Raw data —
■ ■ ■
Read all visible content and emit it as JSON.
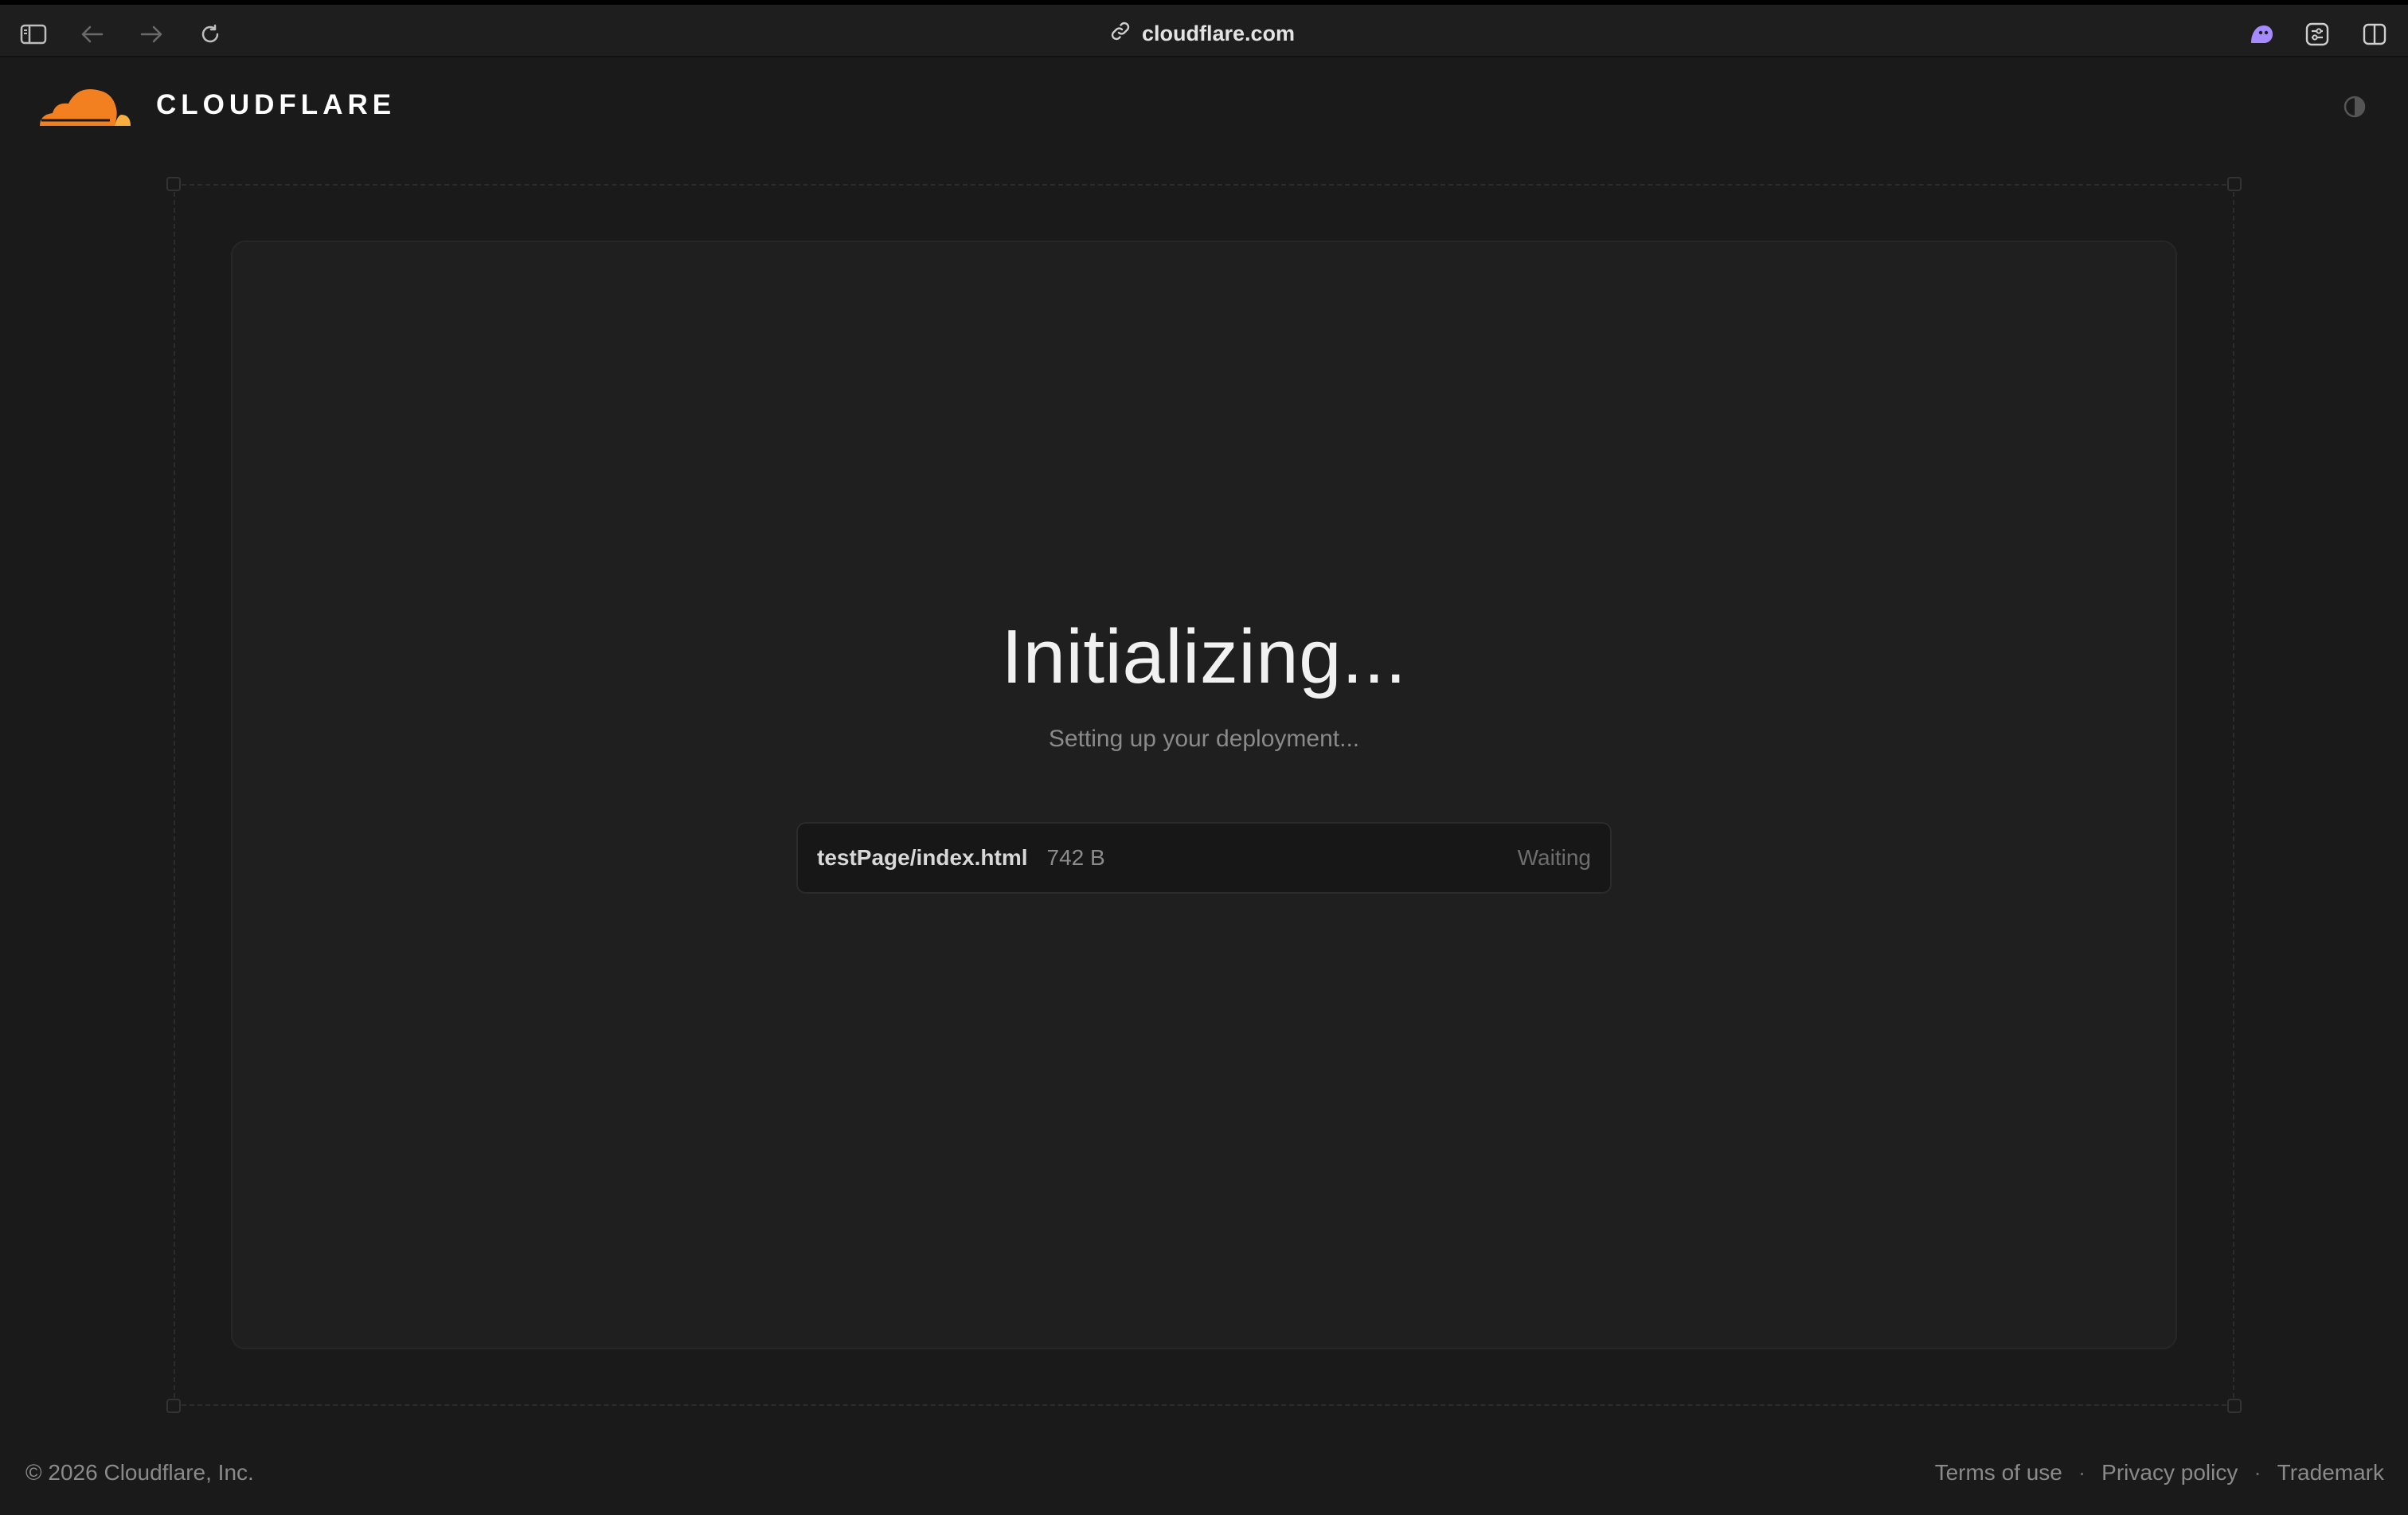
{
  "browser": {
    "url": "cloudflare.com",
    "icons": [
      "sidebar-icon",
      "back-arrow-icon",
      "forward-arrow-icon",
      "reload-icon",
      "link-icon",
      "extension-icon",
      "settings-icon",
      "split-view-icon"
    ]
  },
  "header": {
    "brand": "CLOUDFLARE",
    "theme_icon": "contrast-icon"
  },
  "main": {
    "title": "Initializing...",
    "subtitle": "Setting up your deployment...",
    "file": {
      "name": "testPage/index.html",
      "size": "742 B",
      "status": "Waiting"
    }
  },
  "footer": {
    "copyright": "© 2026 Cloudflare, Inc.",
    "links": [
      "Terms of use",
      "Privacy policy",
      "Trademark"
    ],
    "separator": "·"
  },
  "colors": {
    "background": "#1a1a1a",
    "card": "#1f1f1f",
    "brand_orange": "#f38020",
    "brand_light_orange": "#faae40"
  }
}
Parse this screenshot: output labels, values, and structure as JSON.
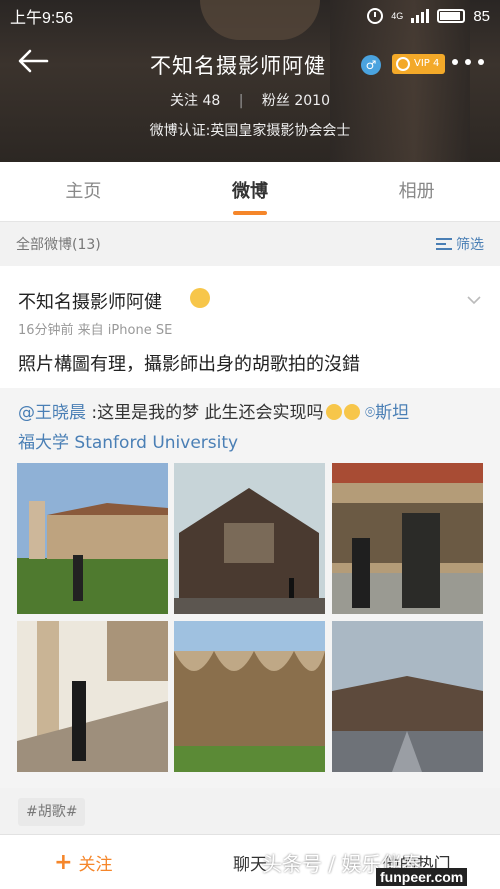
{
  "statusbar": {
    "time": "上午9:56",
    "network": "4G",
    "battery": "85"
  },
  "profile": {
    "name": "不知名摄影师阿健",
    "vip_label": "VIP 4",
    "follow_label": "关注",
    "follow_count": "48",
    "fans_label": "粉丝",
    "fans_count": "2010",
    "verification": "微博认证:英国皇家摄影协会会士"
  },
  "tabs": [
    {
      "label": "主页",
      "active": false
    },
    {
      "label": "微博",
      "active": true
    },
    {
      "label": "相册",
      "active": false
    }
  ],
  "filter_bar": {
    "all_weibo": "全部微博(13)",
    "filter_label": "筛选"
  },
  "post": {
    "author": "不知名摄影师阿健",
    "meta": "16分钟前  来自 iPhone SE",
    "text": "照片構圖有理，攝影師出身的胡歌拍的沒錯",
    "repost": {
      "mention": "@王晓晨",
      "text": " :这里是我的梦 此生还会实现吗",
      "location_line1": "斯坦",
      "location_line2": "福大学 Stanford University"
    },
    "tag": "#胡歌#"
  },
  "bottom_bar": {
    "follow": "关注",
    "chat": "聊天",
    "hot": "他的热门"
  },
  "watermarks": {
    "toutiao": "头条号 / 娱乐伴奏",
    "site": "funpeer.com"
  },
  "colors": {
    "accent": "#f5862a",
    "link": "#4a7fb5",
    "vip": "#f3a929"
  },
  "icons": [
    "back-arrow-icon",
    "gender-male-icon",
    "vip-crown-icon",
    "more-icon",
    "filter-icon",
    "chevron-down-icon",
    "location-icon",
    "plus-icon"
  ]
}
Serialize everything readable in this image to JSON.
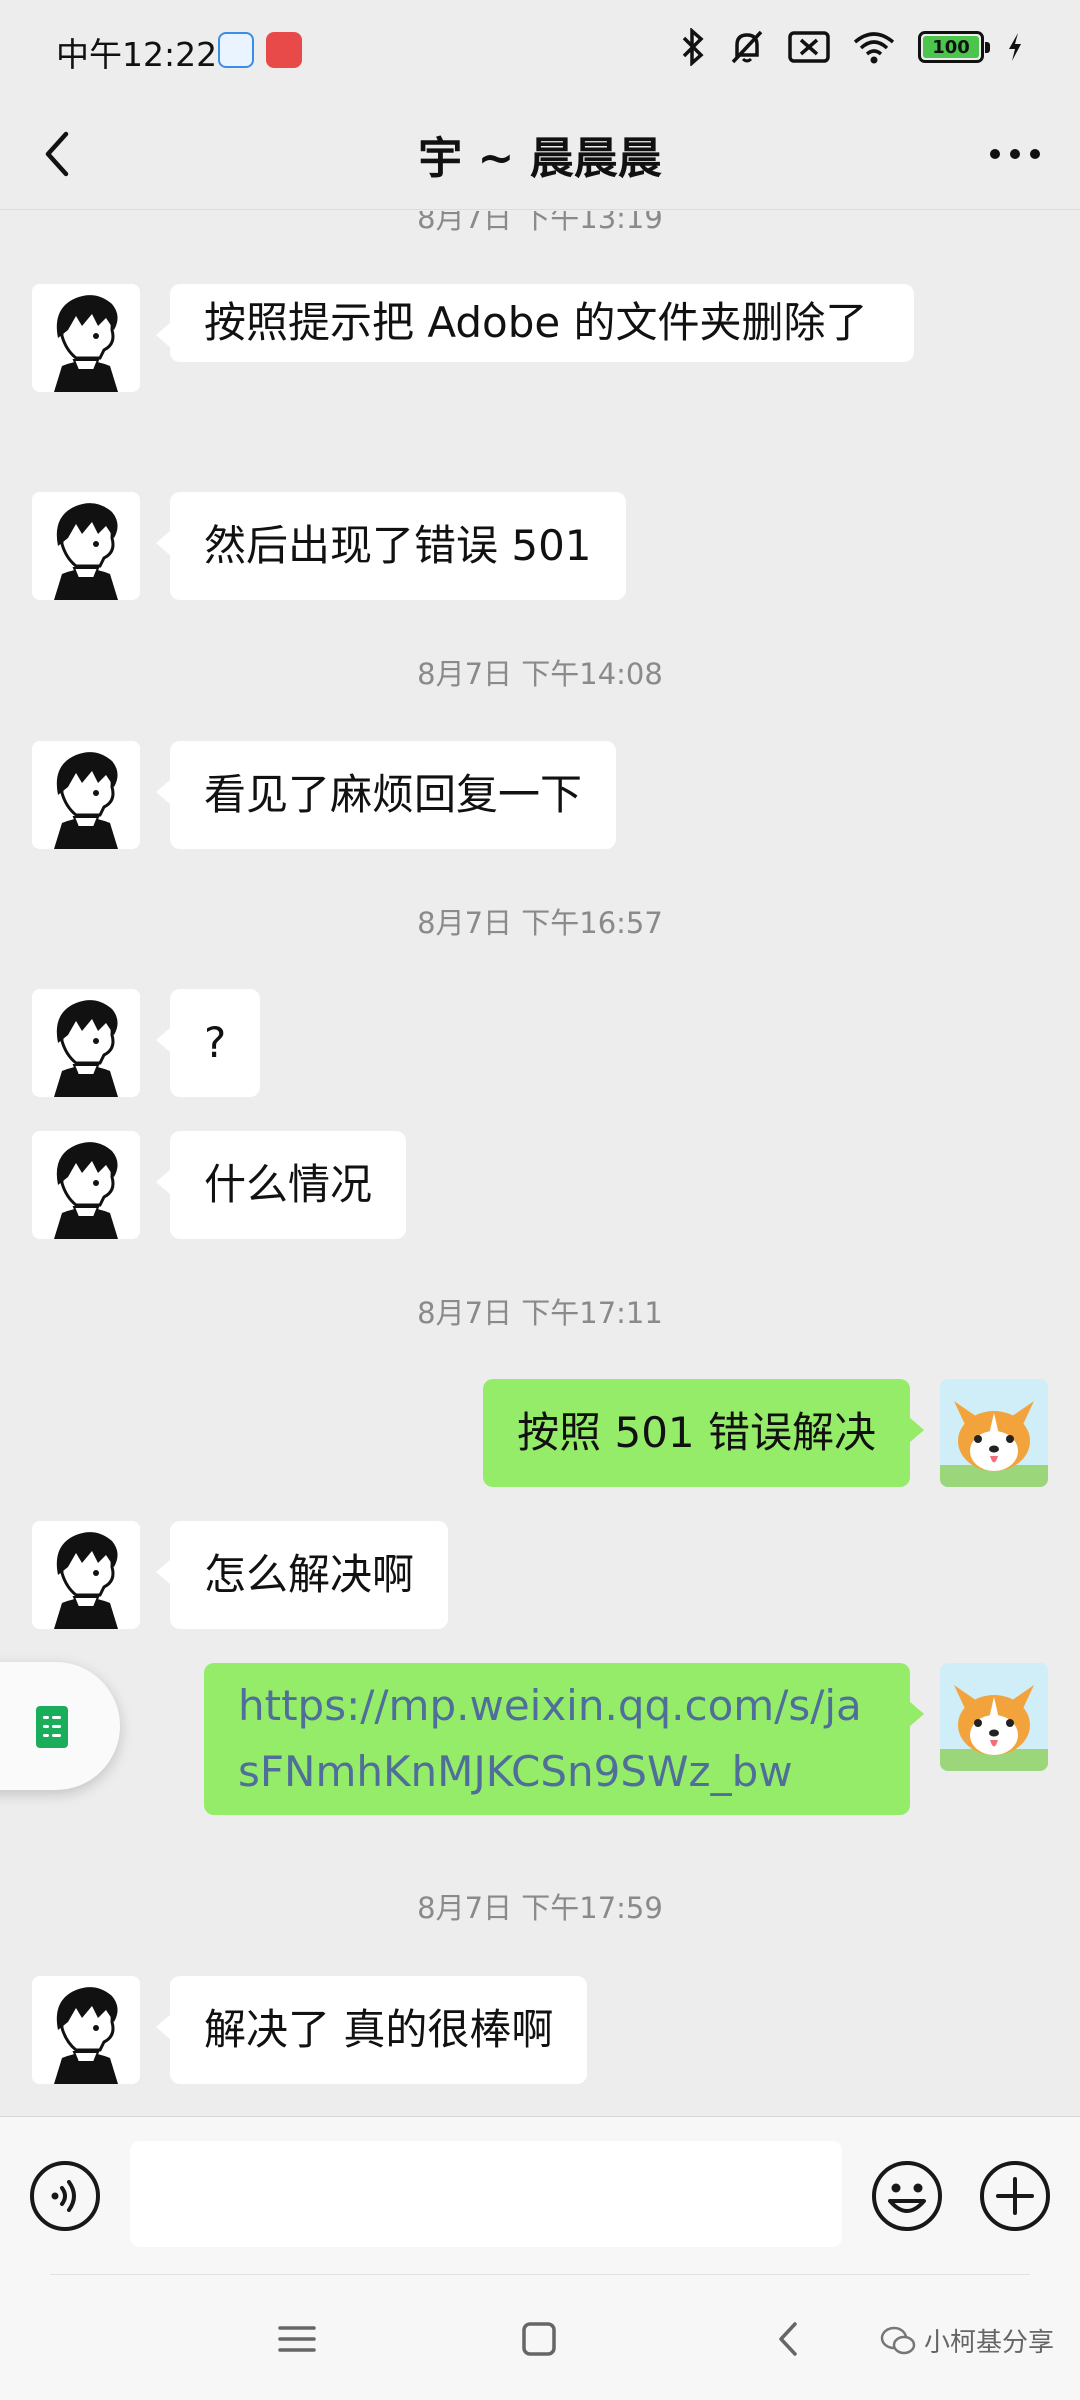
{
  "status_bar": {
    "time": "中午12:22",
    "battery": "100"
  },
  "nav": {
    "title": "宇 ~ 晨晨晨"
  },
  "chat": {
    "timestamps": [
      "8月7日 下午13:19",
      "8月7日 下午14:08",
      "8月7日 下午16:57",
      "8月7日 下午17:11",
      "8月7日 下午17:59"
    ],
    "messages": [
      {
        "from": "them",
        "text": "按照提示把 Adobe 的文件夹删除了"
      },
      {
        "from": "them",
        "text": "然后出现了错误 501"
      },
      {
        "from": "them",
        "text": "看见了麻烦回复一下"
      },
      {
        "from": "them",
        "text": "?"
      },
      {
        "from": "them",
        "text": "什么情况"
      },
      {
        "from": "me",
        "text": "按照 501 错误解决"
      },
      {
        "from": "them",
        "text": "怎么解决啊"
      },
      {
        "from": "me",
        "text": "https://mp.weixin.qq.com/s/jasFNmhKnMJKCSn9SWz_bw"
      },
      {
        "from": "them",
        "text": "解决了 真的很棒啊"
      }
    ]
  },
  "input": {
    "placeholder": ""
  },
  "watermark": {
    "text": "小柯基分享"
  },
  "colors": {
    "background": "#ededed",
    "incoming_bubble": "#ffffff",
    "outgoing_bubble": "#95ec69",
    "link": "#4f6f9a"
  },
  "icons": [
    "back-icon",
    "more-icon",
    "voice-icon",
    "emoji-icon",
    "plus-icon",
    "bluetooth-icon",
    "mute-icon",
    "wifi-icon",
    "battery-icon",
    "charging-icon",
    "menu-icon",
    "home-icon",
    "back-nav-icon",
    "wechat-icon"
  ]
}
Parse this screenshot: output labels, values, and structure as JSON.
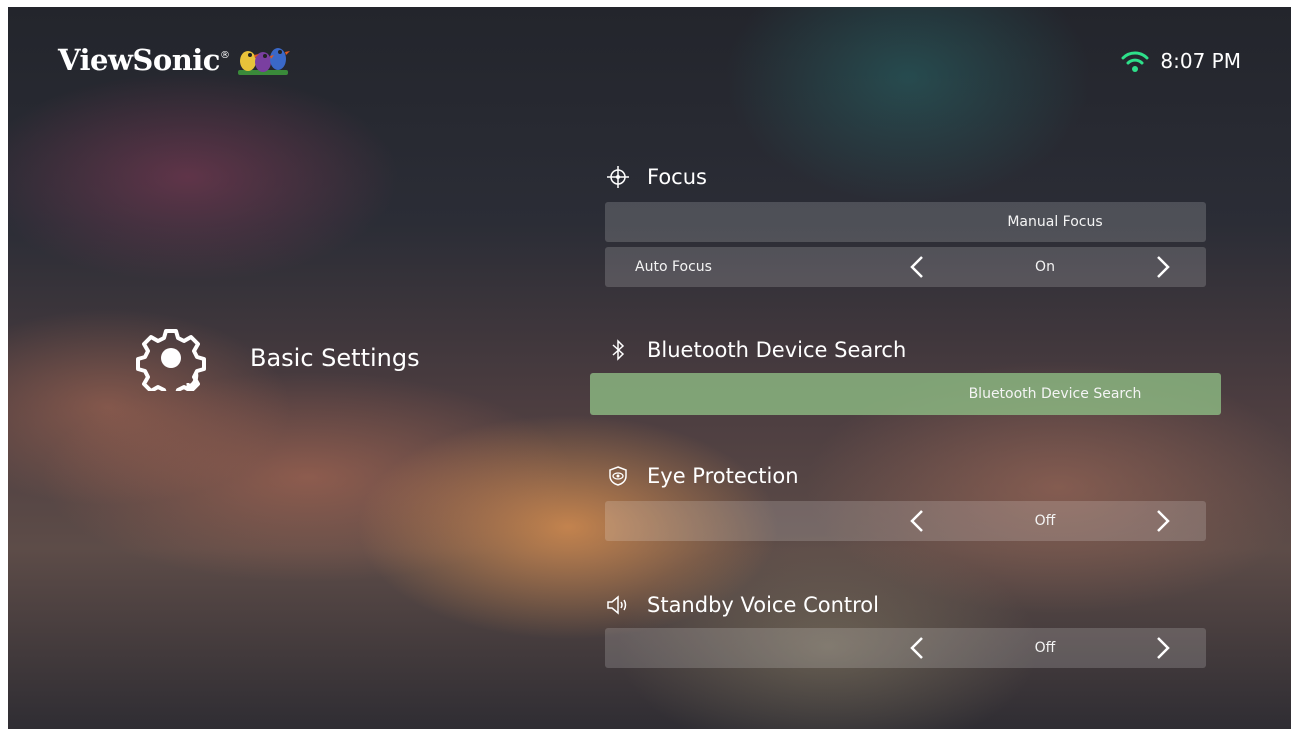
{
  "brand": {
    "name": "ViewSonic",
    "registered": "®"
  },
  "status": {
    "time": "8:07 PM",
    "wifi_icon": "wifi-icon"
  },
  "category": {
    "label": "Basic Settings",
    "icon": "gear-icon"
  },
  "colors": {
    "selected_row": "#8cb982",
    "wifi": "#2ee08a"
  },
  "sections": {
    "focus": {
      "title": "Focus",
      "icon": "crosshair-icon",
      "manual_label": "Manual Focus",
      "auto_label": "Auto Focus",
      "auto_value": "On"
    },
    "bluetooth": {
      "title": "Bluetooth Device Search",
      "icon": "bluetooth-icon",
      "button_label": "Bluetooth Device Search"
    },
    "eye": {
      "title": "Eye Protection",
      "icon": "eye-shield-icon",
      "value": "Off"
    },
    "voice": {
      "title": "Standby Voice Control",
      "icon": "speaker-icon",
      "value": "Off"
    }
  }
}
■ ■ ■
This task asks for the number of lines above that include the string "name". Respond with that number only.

Response area —
3